→ Activity
Your task is to write out every line of the data exactly. Drop the pictures.

→ Excerpted data
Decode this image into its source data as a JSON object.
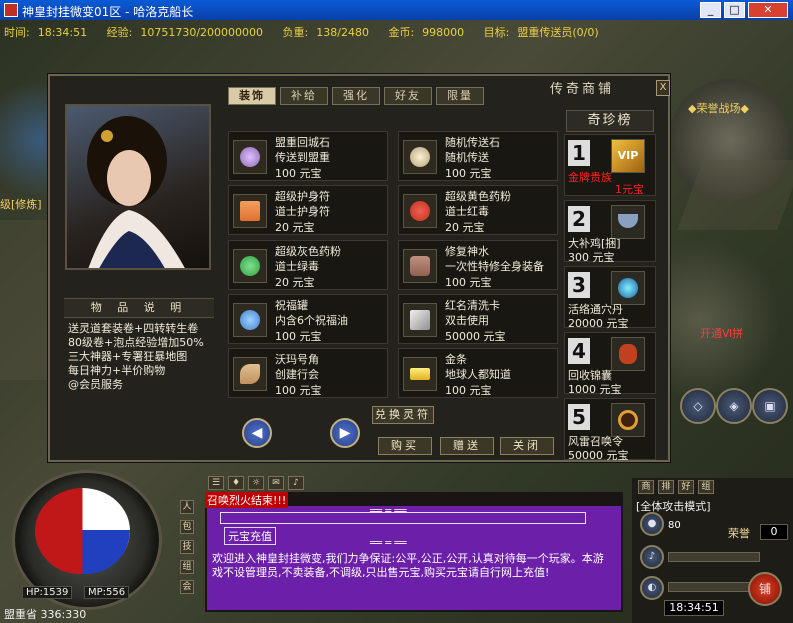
{
  "window": {
    "title": "神皇封挂微变01区 - 哈洛克船长",
    "min": "_",
    "max": "□",
    "close": "✕"
  },
  "status_line": {
    "time_label": "时间:",
    "time": "18:34:51",
    "exp_label": "经验:",
    "exp": "10751730/200000000",
    "weight_label": "负重:",
    "weight": "138/2480",
    "gold_label": "金币:",
    "gold": "998000",
    "target_label": "目标:",
    "target": "盟重传送员(0/0)"
  },
  "world_labels": {
    "right_guild": "◆荣誉战场◆",
    "left_npc": "级[修炼]",
    "right_npc": "开通Ⅵ拼"
  },
  "shop": {
    "title": "传奇商铺",
    "close": "X",
    "tabs": [
      {
        "label": "装饰",
        "active": true
      },
      {
        "label": "补给",
        "active": false
      },
      {
        "label": "强化",
        "active": false
      },
      {
        "label": "好友",
        "active": false
      },
      {
        "label": "限量",
        "active": false
      }
    ],
    "items": [
      {
        "name": "盟重回城石",
        "desc": "传送到盟重",
        "price": "100 元宝",
        "icon": "stone-icon",
        "color": "#8a6ab0"
      },
      {
        "name": "随机传送石",
        "desc": "随机传送",
        "price": "100 元宝",
        "icon": "stone-icon",
        "color": "#b0a080"
      },
      {
        "name": "超级护身符",
        "desc": "道士护身符",
        "price": "20 元宝",
        "icon": "talisman-icon",
        "color": "#e07030"
      },
      {
        "name": "超级黄色药粉",
        "desc": "道士红毒",
        "price": "20 元宝",
        "icon": "powder-bag-icon",
        "color": "#c03020"
      },
      {
        "name": "超级灰色药粉",
        "desc": "道士绿毒",
        "price": "20 元宝",
        "icon": "powder-bag-icon",
        "color": "#30a040"
      },
      {
        "name": "修复神水",
        "desc": "一次性特修全身装备",
        "price": "100 元宝",
        "icon": "potion-icon",
        "color": "#906050"
      },
      {
        "name": "祝福罐",
        "desc": "内含6个祝福油",
        "price": "100 元宝",
        "icon": "jar-icon",
        "color": "#4080d0"
      },
      {
        "name": "红名清洗卡",
        "desc": "双击使用",
        "price": "50000 元宝",
        "icon": "card-icon",
        "color": "#c0c0c0"
      },
      {
        "name": "沃玛号角",
        "desc": "创建行会",
        "price": "100 元宝",
        "icon": "horn-icon",
        "color": "#c09060"
      },
      {
        "name": "金条",
        "desc": "地球人都知道",
        "price": "100 元宝",
        "icon": "gold-bar-icon",
        "color": "#e0b020"
      }
    ],
    "description_title": "物 品 说 明",
    "description_lines": [
      "送灵道套装卷+四转转生卷",
      "80级卷+泡点经验增加50%",
      "三大神器+专署狂暴地图",
      "每日神力+半价购物",
      "@会员服务"
    ],
    "rank_title": "奇珍榜",
    "ranks": [
      {
        "num": "1",
        "name": "金牌贵族",
        "price": "1元宝",
        "icon": "vip-icon",
        "name_color": "#ff2020"
      },
      {
        "num": "2",
        "name": "大补鸡[捆]",
        "price": "300 元宝",
        "icon": "bowl-icon",
        "name_color": "#f0ead8"
      },
      {
        "num": "3",
        "name": "活络通穴丹",
        "price": "20000 元宝",
        "icon": "pill-icon",
        "name_color": "#f0ead8"
      },
      {
        "name": "回收锦囊",
        "num": "4",
        "price": "1000 元宝",
        "icon": "pouch-icon",
        "name_color": "#f0ead8"
      },
      {
        "num": "5",
        "name": "风雷召唤令",
        "price": "50000 元宝",
        "icon": "token-icon",
        "name_color": "#f0ead8"
      }
    ],
    "buttons": {
      "exchange": "兑换灵符",
      "buy": "购买",
      "gift": "赠送",
      "close": "关闭"
    }
  },
  "hud": {
    "hp": "HP:1539",
    "mp": "MP:556",
    "location": "盟重省 336:330",
    "attack_mode": "[全体攻击模式]",
    "level": "80",
    "honor_label": "荣誉",
    "honor_value": "0",
    "clock": "18:34:51",
    "shop_button": "铺",
    "chat_alert": "召唤烈火结束!!!",
    "chat_label": "元宝充值",
    "chat_message": "欢迎进入神皇封挂微变,我们力争保证:公平,公正,公开,认真对待每一个玩家。本游戏不设管理员,不卖装备,不调级,只出售元宝,购买元宝请自行网上充值!",
    "chat_eq": "══ ═ ══"
  }
}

→ Response
Decode this image into its source data as a JSON object.
{
  "window": {
    "title": "神皇封挂微变01区 - 哈洛克船长",
    "min": "_",
    "max": "□",
    "close": "✕"
  },
  "status_line": {
    "time_label": "时间:",
    "time": "18:34:51",
    "exp_label": "经验:",
    "exp": "10751730/200000000",
    "weight_label": "负重:",
    "weight": "138/2480",
    "gold_label": "金币:",
    "gold": "998000",
    "target_label": "目标:",
    "target": "盟重传送员(0/0)"
  },
  "world_labels": {
    "right_guild": "◆荣誉战场◆",
    "left_npc": "级[修炼]",
    "right_npc": "开通Ⅵ拼"
  },
  "shop": {
    "title": "传奇商铺",
    "close": "X",
    "tabs": [
      {
        "label": "装饰",
        "active": true
      },
      {
        "label": "补给",
        "active": false
      },
      {
        "label": "强化",
        "active": false
      },
      {
        "label": "好友",
        "active": false
      },
      {
        "label": "限量",
        "active": false
      }
    ],
    "items": [
      {
        "name": "盟重回城石",
        "desc": "传送到盟重",
        "price": "100 元宝",
        "icon": "stone-icon",
        "color": "#8a6ab0"
      },
      {
        "name": "随机传送石",
        "desc": "随机传送",
        "price": "100 元宝",
        "icon": "stone-icon",
        "color": "#b0a080"
      },
      {
        "name": "超级护身符",
        "desc": "道士护身符",
        "price": "20 元宝",
        "icon": "talisman-icon",
        "color": "#e07030"
      },
      {
        "name": "超级黄色药粉",
        "desc": "道士红毒",
        "price": "20 元宝",
        "icon": "powder-bag-icon",
        "color": "#c03020"
      },
      {
        "name": "超级灰色药粉",
        "desc": "道士绿毒",
        "price": "20 元宝",
        "icon": "powder-bag-icon",
        "color": "#30a040"
      },
      {
        "name": "修复神水",
        "desc": "一次性特修全身装备",
        "price": "100 元宝",
        "icon": "potion-icon",
        "color": "#906050"
      },
      {
        "name": "祝福罐",
        "desc": "内含6个祝福油",
        "price": "100 元宝",
        "icon": "jar-icon",
        "color": "#4080d0"
      },
      {
        "name": "红名清洗卡",
        "desc": "双击使用",
        "price": "50000 元宝",
        "icon": "card-icon",
        "color": "#c0c0c0"
      },
      {
        "name": "沃玛号角",
        "desc": "创建行会",
        "price": "100 元宝",
        "icon": "horn-icon",
        "color": "#c09060"
      },
      {
        "name": "金条",
        "desc": "地球人都知道",
        "price": "100 元宝",
        "icon": "gold-bar-icon",
        "color": "#e0b020"
      }
    ],
    "description_title": "物 品 说 明",
    "description_lines": [
      "送灵道套装卷+四转转生卷",
      "80级卷+泡点经验增加50%",
      "三大神器+专署狂暴地图",
      "每日神力+半价购物",
      "@会员服务"
    ],
    "rank_title": "奇珍榜",
    "ranks": [
      {
        "num": "1",
        "name": "金牌贵族",
        "price": "1元宝",
        "icon": "vip-icon",
        "name_color": "#ff2020"
      },
      {
        "num": "2",
        "name": "大补鸡[捆]",
        "price": "300 元宝",
        "icon": "bowl-icon",
        "name_color": "#f0ead8"
      },
      {
        "num": "3",
        "name": "活络通穴丹",
        "price": "20000 元宝",
        "icon": "pill-icon",
        "name_color": "#f0ead8"
      },
      {
        "name": "回收锦囊",
        "num": "4",
        "price": "1000 元宝",
        "icon": "pouch-icon",
        "name_color": "#f0ead8"
      },
      {
        "num": "5",
        "name": "风雷召唤令",
        "price": "50000 元宝",
        "icon": "token-icon",
        "name_color": "#f0ead8"
      }
    ],
    "buttons": {
      "exchange": "兑换灵符",
      "buy": "购买",
      "gift": "赠送",
      "close": "关闭"
    }
  },
  "hud": {
    "hp": "HP:1539",
    "mp": "MP:556",
    "location": "盟重省 336:330",
    "attack_mode": "[全体攻击模式]",
    "level": "80",
    "honor_label": "荣誉",
    "honor_value": "0",
    "clock": "18:34:51",
    "shop_button": "铺",
    "chat_alert": "召唤烈火结束!!!",
    "chat_label": "元宝充值",
    "chat_message": "欢迎进入神皇封挂微变,我们力争保证:公平,公正,公开,认真对待每一个玩家。本游戏不设管理员,不卖装备,不调级,只出售元宝,购买元宝请自行网上充值!",
    "chat_eq": "══ ═ ══"
  }
}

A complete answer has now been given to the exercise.